(Data about app and page elements)
********************

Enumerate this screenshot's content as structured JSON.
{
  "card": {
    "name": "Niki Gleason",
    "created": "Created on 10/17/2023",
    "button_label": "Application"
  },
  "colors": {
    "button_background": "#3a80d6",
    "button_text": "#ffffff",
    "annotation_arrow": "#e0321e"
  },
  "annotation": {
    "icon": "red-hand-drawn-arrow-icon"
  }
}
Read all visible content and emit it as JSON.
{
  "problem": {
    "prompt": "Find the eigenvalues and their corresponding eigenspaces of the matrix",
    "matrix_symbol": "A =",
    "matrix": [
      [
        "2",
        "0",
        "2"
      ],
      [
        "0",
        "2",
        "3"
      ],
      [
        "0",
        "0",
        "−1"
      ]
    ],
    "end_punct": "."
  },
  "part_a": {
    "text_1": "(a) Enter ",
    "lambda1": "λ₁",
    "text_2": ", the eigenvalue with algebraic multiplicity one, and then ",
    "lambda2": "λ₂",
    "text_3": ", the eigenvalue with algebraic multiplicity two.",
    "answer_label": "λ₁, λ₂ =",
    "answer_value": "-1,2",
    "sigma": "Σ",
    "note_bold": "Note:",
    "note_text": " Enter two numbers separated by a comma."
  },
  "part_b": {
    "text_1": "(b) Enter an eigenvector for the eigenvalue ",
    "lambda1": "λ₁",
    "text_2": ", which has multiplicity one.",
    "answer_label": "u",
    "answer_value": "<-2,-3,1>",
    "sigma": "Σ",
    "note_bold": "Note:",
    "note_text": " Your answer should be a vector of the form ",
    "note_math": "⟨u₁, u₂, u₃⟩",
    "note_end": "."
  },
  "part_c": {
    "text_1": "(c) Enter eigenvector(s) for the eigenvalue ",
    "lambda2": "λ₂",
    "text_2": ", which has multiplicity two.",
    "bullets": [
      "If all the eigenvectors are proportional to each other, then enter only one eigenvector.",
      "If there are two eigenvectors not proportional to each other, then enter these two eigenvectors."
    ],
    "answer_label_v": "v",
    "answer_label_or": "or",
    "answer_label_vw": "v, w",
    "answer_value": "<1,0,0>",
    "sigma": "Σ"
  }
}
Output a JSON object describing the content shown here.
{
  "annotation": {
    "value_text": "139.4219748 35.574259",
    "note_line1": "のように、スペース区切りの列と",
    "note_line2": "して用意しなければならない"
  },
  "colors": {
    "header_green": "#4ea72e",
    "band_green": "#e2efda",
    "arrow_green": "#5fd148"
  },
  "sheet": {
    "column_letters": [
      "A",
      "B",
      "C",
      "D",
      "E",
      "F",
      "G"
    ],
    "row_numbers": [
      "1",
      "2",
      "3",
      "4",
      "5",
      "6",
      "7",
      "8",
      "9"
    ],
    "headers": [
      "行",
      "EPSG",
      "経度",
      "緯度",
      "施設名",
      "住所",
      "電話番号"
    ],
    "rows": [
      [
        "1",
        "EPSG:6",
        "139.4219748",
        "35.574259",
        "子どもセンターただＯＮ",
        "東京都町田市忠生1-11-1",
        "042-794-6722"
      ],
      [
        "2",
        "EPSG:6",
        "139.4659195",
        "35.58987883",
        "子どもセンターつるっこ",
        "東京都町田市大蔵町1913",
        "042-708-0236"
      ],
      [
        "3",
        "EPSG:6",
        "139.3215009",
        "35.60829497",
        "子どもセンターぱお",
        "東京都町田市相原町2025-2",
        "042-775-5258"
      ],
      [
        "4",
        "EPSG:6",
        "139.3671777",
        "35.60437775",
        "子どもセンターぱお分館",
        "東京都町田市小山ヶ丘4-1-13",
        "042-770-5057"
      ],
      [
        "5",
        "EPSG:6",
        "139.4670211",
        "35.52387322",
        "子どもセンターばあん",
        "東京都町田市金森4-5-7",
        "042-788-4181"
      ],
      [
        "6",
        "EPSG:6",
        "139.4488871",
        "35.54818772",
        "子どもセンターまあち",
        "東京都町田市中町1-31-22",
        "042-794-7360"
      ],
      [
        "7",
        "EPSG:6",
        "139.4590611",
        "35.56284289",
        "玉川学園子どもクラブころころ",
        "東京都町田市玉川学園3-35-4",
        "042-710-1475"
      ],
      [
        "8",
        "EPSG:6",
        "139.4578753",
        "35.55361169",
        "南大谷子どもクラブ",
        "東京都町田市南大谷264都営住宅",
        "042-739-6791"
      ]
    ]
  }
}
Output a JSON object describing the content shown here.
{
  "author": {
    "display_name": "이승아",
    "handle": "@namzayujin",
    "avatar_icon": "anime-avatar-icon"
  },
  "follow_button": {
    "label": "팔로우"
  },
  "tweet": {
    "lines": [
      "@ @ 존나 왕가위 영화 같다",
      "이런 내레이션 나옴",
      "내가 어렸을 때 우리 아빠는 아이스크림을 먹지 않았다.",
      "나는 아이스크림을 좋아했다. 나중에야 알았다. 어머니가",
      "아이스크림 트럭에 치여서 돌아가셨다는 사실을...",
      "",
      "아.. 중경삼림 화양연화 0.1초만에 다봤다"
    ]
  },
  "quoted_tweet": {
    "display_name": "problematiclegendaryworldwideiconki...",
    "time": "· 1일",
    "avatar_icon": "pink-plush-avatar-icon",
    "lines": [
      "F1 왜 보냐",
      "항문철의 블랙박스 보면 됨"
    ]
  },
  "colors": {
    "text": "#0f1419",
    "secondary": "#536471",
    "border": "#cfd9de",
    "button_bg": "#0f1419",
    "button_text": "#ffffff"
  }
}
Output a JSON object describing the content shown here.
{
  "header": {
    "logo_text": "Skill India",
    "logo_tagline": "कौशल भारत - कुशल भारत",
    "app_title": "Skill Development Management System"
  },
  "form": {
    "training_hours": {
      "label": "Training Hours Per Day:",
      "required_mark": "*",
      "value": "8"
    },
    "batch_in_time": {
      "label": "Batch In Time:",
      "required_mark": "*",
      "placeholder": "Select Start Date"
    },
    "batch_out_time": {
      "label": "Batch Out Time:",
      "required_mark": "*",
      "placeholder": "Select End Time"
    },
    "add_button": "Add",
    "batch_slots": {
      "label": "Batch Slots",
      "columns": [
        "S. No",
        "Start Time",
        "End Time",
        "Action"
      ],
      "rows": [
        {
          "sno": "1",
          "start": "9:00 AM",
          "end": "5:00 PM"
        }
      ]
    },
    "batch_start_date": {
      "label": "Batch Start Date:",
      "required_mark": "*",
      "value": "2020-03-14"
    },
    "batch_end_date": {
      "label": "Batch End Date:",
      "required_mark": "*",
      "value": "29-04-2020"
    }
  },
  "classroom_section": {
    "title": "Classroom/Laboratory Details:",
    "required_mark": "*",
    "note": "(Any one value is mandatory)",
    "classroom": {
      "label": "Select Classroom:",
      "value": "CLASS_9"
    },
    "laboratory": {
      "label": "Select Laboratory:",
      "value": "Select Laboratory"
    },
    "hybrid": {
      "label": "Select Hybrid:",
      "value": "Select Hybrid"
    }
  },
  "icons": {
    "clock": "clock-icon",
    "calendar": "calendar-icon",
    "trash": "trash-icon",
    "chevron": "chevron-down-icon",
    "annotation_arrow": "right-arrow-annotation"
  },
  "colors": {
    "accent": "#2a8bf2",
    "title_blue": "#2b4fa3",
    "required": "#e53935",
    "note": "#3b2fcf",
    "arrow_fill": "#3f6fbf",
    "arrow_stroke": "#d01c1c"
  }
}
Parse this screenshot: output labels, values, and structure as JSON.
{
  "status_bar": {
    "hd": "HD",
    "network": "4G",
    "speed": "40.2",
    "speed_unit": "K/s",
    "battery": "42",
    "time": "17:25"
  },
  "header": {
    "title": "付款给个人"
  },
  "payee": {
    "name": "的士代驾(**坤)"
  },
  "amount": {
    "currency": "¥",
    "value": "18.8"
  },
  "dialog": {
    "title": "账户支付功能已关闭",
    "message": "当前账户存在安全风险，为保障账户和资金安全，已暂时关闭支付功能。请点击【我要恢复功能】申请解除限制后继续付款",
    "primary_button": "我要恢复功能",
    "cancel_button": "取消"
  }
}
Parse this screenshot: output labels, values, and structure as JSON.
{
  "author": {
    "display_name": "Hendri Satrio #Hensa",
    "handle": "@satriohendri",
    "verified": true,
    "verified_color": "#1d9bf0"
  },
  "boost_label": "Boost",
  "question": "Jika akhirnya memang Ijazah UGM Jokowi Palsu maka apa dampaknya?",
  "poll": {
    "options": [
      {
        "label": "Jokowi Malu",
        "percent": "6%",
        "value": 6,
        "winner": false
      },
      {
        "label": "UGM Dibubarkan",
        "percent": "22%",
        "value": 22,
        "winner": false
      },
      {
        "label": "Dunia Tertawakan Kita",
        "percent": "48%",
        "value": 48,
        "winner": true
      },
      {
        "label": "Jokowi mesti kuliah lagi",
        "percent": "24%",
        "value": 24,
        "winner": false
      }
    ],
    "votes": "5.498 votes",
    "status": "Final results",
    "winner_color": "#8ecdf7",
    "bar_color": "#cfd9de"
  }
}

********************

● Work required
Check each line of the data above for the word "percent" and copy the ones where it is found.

● Exercise answer
        "percent": "6%",
        "percent": "22%",
        "percent": "48%",
        "percent": "24%",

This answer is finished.